→ What you need to do
The answer must be every line of the records below that contains the word "JSON".

→ Provided data
%%

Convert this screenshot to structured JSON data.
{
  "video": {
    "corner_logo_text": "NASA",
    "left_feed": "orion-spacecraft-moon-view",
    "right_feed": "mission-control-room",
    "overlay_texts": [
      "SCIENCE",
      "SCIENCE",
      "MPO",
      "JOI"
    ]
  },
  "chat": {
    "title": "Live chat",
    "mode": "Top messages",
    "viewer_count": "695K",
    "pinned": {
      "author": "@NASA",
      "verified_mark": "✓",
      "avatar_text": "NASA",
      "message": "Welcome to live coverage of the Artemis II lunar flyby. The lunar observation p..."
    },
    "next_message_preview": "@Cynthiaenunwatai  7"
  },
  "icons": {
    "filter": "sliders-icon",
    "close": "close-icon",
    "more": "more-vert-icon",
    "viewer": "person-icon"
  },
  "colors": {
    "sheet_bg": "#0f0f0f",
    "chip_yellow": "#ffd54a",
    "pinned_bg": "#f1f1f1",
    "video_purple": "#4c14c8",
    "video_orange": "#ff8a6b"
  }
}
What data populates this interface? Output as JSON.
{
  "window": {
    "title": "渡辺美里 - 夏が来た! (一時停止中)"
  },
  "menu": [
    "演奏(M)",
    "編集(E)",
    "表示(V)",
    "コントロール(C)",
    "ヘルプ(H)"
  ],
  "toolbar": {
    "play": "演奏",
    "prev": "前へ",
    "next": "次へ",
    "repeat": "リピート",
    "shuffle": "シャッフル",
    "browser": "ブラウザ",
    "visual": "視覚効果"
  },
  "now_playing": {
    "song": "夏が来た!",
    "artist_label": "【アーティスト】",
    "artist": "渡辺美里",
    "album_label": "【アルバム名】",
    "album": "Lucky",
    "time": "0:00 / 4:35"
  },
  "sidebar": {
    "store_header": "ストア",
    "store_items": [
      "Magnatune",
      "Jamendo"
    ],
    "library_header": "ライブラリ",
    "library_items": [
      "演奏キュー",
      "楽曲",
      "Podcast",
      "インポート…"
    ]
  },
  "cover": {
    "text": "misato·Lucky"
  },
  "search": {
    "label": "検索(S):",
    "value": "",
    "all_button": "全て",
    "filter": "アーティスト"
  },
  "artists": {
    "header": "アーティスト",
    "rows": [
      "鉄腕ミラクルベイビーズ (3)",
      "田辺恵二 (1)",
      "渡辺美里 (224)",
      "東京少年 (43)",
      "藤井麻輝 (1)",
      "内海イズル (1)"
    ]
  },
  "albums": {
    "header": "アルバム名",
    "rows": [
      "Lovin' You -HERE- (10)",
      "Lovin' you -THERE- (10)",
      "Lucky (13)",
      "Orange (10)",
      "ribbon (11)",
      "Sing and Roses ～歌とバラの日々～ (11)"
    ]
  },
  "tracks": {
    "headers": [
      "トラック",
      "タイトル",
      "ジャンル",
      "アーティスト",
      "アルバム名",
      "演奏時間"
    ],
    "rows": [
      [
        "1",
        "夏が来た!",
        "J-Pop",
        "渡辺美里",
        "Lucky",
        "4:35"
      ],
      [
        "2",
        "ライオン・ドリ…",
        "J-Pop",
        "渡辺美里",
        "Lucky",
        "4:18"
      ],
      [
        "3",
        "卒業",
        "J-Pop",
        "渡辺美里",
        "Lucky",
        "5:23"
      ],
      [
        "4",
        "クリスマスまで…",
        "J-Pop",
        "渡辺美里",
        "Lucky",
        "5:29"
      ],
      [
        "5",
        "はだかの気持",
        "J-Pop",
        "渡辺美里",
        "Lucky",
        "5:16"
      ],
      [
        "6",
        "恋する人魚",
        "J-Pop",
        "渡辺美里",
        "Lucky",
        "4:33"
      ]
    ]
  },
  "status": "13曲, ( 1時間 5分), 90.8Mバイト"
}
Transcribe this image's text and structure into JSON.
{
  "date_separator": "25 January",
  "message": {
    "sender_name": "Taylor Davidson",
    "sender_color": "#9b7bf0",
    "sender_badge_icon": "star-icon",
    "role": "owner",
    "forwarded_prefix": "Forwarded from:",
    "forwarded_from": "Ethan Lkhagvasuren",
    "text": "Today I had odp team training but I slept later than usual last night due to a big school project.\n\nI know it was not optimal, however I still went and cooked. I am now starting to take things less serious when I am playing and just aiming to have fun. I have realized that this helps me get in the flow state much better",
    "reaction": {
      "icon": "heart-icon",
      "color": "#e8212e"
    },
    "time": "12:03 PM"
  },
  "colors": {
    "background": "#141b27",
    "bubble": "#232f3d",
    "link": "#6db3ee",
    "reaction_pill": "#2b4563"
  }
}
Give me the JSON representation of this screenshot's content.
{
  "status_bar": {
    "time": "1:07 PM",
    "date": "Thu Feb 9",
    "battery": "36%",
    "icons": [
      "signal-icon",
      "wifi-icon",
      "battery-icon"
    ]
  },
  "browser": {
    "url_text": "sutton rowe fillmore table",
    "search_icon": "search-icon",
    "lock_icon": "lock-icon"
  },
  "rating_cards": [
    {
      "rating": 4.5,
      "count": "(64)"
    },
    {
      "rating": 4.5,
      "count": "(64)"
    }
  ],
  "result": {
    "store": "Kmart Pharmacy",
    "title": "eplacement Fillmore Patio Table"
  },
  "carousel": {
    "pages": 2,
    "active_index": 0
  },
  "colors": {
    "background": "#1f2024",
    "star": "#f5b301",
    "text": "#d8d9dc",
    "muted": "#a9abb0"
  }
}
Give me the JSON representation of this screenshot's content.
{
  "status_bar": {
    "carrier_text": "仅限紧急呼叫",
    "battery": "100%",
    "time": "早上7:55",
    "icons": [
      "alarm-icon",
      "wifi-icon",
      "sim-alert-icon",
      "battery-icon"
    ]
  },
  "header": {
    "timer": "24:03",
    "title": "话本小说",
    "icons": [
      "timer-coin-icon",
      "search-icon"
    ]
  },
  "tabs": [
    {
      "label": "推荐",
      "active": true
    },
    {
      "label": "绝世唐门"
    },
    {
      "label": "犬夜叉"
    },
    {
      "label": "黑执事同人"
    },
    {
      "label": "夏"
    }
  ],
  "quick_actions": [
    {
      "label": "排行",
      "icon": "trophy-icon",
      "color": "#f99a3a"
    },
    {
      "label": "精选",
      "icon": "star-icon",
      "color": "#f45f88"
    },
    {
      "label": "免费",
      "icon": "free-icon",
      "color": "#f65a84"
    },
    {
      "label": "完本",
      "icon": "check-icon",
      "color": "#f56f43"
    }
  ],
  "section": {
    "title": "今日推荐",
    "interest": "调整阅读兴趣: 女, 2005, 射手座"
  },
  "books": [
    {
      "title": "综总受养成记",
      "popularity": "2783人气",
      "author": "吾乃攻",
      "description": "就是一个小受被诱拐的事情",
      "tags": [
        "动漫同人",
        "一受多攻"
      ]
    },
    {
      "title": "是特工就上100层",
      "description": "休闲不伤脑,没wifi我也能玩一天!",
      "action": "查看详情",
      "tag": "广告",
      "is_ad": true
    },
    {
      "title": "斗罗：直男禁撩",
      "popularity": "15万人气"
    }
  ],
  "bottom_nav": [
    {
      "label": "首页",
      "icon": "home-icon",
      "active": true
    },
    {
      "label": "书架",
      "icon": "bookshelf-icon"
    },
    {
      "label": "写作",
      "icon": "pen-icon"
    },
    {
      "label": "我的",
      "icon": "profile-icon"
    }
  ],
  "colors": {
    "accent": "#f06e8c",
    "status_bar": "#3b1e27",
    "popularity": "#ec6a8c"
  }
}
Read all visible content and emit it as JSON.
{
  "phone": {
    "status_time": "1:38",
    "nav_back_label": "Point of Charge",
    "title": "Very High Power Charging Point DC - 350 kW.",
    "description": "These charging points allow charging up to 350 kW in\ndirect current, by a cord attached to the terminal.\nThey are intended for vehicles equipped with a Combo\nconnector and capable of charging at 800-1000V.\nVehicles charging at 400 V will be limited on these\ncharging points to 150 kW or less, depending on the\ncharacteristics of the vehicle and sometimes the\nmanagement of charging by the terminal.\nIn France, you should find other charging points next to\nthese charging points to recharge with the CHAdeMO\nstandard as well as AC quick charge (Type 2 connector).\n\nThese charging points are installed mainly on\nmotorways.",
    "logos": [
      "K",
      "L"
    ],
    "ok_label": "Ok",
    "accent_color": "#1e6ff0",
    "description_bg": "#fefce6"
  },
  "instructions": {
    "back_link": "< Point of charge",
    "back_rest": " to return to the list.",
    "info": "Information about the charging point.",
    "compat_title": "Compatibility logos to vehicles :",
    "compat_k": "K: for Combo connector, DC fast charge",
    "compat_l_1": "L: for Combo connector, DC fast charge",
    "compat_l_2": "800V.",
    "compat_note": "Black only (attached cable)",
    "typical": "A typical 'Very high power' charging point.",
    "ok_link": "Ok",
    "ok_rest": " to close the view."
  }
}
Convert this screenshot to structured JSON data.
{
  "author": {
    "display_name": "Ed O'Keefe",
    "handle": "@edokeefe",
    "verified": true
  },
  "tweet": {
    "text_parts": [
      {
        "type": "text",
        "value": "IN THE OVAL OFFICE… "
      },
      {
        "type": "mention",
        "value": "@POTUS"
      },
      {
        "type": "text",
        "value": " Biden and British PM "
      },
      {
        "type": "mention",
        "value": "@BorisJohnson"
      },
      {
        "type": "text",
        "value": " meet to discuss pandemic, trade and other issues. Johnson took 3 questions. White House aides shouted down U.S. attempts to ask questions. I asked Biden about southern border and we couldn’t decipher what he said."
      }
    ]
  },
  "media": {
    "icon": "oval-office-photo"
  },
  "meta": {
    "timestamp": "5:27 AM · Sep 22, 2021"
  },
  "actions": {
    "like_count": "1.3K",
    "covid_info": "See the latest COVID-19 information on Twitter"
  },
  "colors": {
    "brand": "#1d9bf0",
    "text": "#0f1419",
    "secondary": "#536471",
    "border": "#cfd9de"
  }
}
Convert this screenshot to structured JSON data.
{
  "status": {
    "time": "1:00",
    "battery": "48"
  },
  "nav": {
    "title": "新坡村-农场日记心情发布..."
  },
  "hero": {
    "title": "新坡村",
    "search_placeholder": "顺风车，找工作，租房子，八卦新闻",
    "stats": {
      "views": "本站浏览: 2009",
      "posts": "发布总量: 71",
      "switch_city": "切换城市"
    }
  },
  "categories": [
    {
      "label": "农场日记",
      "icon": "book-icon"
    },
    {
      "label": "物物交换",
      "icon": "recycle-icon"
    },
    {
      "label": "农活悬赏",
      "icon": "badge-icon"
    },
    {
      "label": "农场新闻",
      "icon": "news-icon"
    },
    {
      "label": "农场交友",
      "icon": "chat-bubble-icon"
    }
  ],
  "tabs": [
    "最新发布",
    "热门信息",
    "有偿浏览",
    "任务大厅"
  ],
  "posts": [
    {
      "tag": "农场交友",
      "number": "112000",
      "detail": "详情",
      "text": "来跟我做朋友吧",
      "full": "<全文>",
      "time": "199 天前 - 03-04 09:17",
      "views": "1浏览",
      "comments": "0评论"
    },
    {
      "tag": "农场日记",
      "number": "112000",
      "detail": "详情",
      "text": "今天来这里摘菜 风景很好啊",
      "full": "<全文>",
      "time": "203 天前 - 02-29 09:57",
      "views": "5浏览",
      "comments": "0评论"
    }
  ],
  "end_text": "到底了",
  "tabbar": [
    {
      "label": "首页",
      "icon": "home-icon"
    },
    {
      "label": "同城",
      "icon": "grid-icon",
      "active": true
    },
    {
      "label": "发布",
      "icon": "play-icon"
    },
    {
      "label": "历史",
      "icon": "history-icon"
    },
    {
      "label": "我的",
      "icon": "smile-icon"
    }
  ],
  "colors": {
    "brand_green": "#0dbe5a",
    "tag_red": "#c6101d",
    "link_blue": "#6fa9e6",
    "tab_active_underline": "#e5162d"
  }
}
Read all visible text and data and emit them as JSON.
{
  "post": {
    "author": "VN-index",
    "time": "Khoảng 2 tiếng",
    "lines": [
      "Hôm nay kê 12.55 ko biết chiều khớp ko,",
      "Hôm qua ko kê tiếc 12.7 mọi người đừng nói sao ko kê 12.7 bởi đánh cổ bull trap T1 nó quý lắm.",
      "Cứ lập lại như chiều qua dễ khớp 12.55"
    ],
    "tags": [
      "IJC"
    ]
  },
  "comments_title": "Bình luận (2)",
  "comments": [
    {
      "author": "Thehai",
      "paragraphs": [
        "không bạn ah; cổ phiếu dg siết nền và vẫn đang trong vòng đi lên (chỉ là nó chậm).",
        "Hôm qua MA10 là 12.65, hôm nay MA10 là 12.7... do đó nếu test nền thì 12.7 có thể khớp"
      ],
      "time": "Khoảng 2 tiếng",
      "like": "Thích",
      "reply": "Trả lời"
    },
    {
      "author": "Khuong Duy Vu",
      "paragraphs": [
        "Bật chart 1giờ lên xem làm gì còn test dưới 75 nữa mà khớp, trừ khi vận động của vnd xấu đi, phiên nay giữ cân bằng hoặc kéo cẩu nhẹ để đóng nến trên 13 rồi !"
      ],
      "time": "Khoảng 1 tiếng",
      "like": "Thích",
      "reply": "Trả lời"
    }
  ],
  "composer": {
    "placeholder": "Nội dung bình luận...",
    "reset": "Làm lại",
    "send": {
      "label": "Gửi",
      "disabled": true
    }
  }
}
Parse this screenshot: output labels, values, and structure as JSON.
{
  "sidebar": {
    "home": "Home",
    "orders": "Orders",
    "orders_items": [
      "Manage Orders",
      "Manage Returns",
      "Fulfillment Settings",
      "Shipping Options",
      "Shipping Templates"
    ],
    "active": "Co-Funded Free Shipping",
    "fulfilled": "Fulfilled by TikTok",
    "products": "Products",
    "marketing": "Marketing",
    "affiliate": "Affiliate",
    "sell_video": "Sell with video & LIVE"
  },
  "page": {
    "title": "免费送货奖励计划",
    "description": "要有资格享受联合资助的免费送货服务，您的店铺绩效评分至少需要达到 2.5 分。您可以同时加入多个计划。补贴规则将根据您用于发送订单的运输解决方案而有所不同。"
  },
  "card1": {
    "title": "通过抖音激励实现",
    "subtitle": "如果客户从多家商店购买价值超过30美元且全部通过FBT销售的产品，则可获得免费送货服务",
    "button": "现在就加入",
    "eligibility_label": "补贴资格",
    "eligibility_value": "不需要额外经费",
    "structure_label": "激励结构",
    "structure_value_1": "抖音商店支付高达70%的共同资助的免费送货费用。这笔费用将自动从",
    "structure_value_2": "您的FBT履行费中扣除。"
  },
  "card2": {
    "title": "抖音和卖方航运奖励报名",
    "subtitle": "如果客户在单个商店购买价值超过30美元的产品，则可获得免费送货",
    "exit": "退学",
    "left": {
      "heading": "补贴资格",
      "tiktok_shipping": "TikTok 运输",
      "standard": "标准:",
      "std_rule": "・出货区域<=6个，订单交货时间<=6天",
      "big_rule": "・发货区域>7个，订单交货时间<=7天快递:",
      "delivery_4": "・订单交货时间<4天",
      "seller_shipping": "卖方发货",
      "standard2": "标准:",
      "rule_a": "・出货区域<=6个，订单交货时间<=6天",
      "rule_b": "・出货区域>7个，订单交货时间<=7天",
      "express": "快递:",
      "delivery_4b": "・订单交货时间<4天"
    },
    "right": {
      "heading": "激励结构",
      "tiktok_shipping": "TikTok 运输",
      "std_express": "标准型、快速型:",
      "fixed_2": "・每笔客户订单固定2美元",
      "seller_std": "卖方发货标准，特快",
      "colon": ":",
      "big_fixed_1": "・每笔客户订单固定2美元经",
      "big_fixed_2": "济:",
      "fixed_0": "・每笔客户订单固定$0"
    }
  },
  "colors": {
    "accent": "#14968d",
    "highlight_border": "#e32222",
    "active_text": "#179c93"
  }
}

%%

→ Reply
Convert this screenshot to structured JSON data.
What data populates this interface? Output as JSON.
Transcribe this image's text and structure into JSON.
Give me the JSON representation of this screenshot's content.
Give me the JSON representation of this screenshot's content.
Read all visible content and emit it as JSON.
Convert this screenshot to structured JSON data.
Convert this screenshot to structured JSON data.
Read all visible text and data and emit them as JSON.
Parse this screenshot: output labels, values, and structure as JSON.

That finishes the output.